George Noory hosted a live remote aboard the haunted Queen Mary, as part of GhostFest Expo 4. In the first hour, Rob Wlodarksi, who co-authored a book on Queen Mary Ghosts with his wife Anne, spoke about his work as a paranormal researcher and some of the cases he has investigated. Wlodarksi said every time he has been aboard the Queen Mary something strange has happened. He also detailed some frightening experiences that occurred while he was investigating the Sharon Tate house, site of the Charles Manson murders, and the Ambassador Hotel in Hollywood, California. At both locations a person on the team was possessed, Wlodarksi noted, adding that the Ambassador Hotel possession was likely caused by provoking spirits with a Ouija board.
George welcomed actor R.A. Mihailoff and stuntman Rick McCallum of the Hollywood Ghost Hunters in the second hour. Mihailoff, best known for his role as Leatherface from Texas Chainsaw Massacre 3, talked about portraying murderous characters in movies, as well as his own investigation of the Tate house. According to Mihailoff, his K2 Meter (EMF detector) lit up as soon as he asked spirits in the house if they were still in pain. McCallum recalled the time he helped one of The Harley Twins get rid of a shadowy being that haunted her bedroom, and admitted that he currently shares his apartment with a demonic entity. He warned would-be ghost hunters to take the job seriously, as spirits can be provoked and do follow people back to their homes.
In the third hour, George was joined by psychic Erika Frost and ghost hunter Pat Wheelock. Frost, who had just returned from guiding a paranormal tour of the Queen Mary, said her group encountered a playful spirit named John while they were in the boiler room. Wheelock discussed his examination of the equipment used for paranormal investigations, as well as what he thinks is happening when audio recorders pick up EVPs. He believes spirits are somehow utilizing the microphone to transfer their electromagnetic energy. Wheelock also suggested beginning ghost hunters can start their investigations rather inexpensively by getting a disposable camera, microcassette recorder, and a pencil and paper.
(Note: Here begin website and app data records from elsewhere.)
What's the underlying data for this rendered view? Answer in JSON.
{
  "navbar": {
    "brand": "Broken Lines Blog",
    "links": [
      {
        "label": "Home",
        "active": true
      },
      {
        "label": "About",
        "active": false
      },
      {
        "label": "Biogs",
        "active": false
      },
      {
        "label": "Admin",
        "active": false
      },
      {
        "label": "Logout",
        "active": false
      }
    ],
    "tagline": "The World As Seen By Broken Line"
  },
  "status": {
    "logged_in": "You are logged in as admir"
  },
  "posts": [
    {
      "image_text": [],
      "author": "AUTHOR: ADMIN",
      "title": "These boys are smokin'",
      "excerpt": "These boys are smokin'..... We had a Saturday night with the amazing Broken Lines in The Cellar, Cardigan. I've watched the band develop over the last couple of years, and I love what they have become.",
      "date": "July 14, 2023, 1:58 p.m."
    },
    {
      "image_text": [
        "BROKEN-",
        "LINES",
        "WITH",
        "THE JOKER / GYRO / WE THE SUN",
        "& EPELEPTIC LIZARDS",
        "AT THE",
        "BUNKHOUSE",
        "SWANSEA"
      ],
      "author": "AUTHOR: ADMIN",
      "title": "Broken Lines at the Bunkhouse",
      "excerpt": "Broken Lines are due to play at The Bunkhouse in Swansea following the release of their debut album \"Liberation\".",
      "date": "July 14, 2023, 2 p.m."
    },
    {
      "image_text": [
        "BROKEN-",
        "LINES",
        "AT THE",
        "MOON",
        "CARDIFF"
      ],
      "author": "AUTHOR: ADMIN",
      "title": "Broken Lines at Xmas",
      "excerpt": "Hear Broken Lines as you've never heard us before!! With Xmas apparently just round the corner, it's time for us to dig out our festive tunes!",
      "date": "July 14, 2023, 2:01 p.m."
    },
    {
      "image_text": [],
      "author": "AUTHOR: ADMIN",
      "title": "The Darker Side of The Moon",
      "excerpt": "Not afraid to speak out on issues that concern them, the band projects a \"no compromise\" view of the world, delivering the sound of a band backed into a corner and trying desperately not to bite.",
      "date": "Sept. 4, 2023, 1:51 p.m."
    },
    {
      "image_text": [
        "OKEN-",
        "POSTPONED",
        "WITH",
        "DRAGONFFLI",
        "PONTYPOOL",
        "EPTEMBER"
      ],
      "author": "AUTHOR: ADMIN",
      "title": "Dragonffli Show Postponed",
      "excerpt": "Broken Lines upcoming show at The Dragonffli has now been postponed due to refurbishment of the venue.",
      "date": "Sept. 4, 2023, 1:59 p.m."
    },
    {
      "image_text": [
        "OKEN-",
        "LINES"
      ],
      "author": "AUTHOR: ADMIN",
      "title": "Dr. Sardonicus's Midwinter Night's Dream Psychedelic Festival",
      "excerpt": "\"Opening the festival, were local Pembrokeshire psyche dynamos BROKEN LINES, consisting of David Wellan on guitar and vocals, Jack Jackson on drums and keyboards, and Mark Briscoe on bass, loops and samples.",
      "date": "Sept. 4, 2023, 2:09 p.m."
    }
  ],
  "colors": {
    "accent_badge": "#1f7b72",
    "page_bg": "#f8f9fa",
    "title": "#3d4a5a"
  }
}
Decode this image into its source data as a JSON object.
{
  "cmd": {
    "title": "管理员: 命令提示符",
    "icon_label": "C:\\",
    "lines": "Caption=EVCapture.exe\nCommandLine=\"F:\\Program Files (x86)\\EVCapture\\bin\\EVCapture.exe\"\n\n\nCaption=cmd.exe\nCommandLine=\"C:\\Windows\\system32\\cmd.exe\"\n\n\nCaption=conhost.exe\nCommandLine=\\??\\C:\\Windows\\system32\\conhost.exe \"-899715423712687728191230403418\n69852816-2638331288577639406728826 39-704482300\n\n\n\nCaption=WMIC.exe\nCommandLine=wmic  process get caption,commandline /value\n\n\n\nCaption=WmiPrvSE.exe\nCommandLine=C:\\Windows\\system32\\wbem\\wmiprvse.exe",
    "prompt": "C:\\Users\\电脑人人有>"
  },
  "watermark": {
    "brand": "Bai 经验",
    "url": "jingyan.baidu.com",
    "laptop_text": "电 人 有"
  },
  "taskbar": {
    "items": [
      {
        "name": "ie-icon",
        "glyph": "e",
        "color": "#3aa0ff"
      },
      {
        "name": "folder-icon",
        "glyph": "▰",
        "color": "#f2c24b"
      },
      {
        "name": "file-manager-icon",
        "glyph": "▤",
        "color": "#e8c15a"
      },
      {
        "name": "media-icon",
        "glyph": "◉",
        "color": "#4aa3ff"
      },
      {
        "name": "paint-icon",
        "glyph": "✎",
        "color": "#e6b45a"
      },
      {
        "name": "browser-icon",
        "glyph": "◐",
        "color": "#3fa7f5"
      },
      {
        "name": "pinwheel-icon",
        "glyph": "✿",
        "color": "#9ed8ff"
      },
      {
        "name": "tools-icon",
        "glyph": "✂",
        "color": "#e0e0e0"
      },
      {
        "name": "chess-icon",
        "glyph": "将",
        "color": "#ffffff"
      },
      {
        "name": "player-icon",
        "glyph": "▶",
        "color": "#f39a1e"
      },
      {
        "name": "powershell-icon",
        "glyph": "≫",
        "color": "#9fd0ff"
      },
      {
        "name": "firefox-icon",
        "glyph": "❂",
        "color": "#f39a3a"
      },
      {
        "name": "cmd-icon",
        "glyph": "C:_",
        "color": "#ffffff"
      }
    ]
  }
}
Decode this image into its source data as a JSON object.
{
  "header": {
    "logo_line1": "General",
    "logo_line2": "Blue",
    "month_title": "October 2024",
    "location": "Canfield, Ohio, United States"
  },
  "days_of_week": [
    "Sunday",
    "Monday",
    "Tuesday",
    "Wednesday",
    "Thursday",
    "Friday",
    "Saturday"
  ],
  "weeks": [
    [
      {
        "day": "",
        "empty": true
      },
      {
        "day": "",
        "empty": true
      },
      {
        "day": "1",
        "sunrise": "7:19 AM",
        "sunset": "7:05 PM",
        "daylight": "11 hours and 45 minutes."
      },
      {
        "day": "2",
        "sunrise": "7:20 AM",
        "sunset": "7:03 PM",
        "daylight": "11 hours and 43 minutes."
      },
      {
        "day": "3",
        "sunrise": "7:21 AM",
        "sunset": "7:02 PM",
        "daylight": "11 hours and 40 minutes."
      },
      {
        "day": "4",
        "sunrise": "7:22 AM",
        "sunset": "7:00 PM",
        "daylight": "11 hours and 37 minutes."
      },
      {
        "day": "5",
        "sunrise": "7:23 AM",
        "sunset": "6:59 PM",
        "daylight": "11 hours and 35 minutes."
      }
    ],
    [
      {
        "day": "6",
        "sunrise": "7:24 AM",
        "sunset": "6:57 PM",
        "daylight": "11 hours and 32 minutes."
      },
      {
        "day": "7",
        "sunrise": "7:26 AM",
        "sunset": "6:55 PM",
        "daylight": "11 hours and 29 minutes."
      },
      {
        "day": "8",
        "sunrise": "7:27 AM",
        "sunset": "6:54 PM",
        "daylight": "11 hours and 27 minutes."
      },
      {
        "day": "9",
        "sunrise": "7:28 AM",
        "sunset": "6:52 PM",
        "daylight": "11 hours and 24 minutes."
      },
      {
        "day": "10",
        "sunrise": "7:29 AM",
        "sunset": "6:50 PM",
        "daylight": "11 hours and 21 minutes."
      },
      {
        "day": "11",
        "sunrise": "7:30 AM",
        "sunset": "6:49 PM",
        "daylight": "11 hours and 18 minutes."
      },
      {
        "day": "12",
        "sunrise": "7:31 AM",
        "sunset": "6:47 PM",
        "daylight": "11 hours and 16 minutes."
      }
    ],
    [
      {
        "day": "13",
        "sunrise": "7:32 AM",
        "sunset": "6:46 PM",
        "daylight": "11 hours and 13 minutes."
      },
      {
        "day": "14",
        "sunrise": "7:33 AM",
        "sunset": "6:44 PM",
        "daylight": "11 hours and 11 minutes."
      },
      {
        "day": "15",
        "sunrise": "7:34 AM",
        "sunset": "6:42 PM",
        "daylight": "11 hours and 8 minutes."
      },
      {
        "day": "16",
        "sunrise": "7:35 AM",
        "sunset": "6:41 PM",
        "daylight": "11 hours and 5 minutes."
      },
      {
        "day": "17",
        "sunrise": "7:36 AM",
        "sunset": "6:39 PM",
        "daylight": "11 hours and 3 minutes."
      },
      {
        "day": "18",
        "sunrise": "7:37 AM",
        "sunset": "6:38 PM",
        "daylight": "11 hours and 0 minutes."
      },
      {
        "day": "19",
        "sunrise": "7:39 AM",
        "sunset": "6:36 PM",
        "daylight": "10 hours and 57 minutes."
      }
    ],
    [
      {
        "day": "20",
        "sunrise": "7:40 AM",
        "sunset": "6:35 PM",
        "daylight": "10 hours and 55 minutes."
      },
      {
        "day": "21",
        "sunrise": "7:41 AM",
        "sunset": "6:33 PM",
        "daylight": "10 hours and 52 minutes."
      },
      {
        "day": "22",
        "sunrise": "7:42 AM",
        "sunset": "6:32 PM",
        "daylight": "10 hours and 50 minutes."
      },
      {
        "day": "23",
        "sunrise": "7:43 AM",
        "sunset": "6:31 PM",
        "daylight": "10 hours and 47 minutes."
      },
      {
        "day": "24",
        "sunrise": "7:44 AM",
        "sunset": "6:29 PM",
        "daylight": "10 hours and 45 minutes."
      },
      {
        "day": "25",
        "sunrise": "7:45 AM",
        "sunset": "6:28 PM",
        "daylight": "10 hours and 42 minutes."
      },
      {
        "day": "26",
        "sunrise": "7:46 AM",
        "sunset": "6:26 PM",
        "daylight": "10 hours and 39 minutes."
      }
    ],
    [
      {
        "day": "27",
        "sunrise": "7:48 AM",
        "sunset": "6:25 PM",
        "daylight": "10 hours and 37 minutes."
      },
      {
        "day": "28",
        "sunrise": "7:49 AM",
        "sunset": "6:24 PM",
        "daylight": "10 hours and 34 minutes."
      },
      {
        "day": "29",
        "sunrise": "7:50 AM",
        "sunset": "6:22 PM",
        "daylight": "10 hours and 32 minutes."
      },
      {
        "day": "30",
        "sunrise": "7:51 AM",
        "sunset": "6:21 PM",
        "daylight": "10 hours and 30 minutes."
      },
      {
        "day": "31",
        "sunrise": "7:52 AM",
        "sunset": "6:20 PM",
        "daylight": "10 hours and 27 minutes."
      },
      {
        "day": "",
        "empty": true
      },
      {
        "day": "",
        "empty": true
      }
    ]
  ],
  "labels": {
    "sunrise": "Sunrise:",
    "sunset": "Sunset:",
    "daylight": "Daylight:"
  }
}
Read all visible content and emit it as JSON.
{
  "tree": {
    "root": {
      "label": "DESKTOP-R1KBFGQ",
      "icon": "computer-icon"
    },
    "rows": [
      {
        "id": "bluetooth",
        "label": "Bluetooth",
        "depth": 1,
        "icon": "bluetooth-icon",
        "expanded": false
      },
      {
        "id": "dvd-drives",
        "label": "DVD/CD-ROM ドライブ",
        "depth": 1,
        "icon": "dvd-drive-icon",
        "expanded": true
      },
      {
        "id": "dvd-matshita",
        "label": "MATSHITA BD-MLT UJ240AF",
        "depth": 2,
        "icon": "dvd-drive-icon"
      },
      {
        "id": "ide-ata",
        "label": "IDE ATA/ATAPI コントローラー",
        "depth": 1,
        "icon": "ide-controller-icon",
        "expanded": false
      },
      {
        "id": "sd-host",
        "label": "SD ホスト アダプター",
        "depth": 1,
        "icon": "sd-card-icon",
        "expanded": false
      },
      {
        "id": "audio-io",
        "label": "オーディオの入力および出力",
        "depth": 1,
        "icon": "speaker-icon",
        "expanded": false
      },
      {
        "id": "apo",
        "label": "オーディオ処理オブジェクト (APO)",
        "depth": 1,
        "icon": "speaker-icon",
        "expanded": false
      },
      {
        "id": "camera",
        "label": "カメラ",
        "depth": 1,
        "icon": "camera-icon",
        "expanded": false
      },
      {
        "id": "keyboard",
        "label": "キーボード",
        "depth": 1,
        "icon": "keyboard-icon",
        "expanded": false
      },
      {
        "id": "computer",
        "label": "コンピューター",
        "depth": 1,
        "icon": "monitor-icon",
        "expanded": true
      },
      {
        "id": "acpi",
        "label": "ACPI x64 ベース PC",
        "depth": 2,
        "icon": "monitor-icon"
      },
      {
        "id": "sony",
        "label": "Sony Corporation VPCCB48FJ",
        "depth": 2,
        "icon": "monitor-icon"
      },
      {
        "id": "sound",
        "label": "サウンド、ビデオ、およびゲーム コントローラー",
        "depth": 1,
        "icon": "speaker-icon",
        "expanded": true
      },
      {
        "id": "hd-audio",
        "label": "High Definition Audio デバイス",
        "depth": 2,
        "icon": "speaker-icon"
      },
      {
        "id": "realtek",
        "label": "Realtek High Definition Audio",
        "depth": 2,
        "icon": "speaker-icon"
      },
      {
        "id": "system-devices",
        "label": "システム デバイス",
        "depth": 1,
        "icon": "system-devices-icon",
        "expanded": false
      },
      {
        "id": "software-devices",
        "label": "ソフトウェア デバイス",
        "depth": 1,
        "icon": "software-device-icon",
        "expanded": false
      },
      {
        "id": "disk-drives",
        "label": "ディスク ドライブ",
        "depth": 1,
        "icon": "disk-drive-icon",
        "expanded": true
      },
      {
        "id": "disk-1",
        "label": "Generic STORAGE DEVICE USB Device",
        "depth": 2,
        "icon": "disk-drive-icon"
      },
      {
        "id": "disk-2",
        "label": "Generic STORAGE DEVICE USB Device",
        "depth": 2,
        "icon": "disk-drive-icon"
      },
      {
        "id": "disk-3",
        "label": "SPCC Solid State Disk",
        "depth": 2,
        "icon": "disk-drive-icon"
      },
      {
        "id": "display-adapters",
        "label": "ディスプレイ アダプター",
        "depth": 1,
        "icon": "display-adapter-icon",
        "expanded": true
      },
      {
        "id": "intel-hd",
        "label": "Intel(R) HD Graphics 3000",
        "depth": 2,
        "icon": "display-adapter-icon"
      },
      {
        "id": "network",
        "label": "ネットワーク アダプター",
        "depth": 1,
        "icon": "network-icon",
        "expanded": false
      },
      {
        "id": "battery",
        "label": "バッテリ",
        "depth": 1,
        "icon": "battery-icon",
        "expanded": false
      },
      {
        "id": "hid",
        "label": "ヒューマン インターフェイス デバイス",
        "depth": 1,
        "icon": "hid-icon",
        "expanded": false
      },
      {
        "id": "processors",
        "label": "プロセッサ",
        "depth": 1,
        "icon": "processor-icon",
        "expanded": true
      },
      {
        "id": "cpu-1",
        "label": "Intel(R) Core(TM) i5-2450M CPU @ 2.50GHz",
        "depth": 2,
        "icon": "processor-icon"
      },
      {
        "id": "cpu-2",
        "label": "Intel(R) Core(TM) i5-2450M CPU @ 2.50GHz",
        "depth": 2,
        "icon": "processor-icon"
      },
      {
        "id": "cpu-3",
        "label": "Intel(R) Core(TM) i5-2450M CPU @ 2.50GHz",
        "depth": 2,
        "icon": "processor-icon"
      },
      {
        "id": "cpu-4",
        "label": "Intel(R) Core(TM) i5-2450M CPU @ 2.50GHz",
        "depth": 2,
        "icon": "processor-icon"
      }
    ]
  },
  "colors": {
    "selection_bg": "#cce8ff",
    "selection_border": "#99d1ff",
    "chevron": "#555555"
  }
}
Scientists have discovered a species of spider in Madagascar that spins the world's longest web, spanning an astounding 82 feet. In an amazing feat of engineering, the Darwin's bark spider builds its gigantic web across rivers, from one bank to the other, to catch insects flying over the water. It is not yet fully understood how the spiders construct their webs over such distances. More at BBC News.
Bumper music from Friday September 17, 2010